Had a blast with my buddy Jason last night at the party for Michael Musto's new book Fork on the Left, Knife in the Back (Vantage Point). I guess as I get to know more people and they get to know me, I'm less of a fly on the wall than one of the happy maggots feasting on the fame, quasi-fame and frivolity.
Michael's a New York institution, like the Empire State Building or that weird smell you keep telling tourists you don't notice. He's also a fabulously funny writer, and his new book has fresh stuff in it, making it a must-buy. (No, really, I must buy it—it wasn't given away for free at his party unlike the Bacardi.)
I'd never been to the Copacabana on W. 47th, but I loved it. It felt like a throwback to the disco era—like 54, or maybe 47—and was oozing with cheesetastic outfits, semi-boldface names and genuine merriment. The love Musto engenders from certain circles is shocking considering his ability to cut a bitch with his words. He's embraced because he's unafraid to cut deserving bitches but is generous to those who haven't earned the scythe yet. He's authentic, and if his book is anywhere near as fun as this party was, you should check it out. (And not ...of the library.)
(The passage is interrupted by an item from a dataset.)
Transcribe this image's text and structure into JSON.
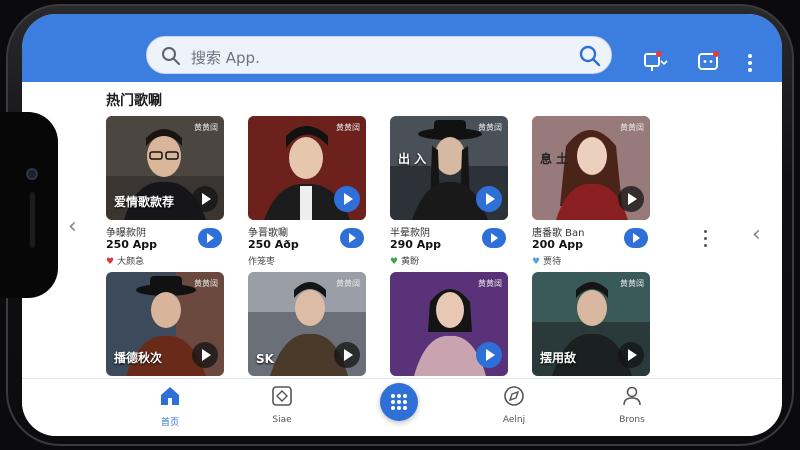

We arrived and ran into my friend Kenneth, who was waiting for artist and designer Scooter LaForge. They'd both turned on Madonna during (actually, before) HydrangeaGate but I have to stick with my gays even over my diva, so I was looking forward to chatting with them more later on. When I caught up with Scooter, he confessed that Madonna's response to HydrangeaGate had won him back. He met Madonna during the American Life era and said she'd been really nice, which is saying a lot since that was the era of, "I'm hot!"
Inside, the low lighting and kitschy decor helped to distract from the fact that most of us were dreaming we were 40 again, and the alcohol made quite a few of the attendees act like 20-year-olds. Mike Diamond, who doesn't need to have lighting on his side in order to make a splash, was interviewing as well as dancing with the kinda-stars.
My first celebrisighting was Geri Reischl, who dubs herself "Fake Jan"—she replaced Eve Plumb when Plumb refused to return for those godawful/gotta-love-'em Brady specials. She was decked out in the fishnets she'd worn at Chiller Theatre, when I first met her, and was traveling with her personal publicist/photographer. Nice chick! She'd apparently originally met Musto bar-hopping one night.
I met up with Joe of Joe.My.God. and also one of his most vitriolic commenters, World of Wonder's Wayne, who I hadn't realized was the dude sitting two down from me at yesterday's screening of The Strange History of Don't Ask, Don't Tell. Wayne was in Versace delecto and like me was roving about looking for good photo ops. He found some.
It was also a pleasure seeing Eddie Rabon, one of (one of???) Broadway's finest dancers. (And he dances well, too.) He was there with a friend, enjoying his last month or so as Mr. Gay U.S.A. I then spotted Paul Iacono from (the new) Fame and The Hard Times of R.J. Berger (on which he played a horse-hung nerd), but he was chowing down on the amazing food so I didn't want to give him indigestion by introducing myself over a meat course.
Then things got nuts when hostesses Countess LuAnn de Lesseps and Lisa Lampanelli arrived. The clusterfuck around these women and guest Jerry Springer was a nightmare! I mean, Downtown groupies with cameras were unselfconsciously elbowing me to get their shots. But it was unnecessary as all of the stars were beyond accessible and gracious, posing for like an hour, even when they got frighteningly cornered on the second floor.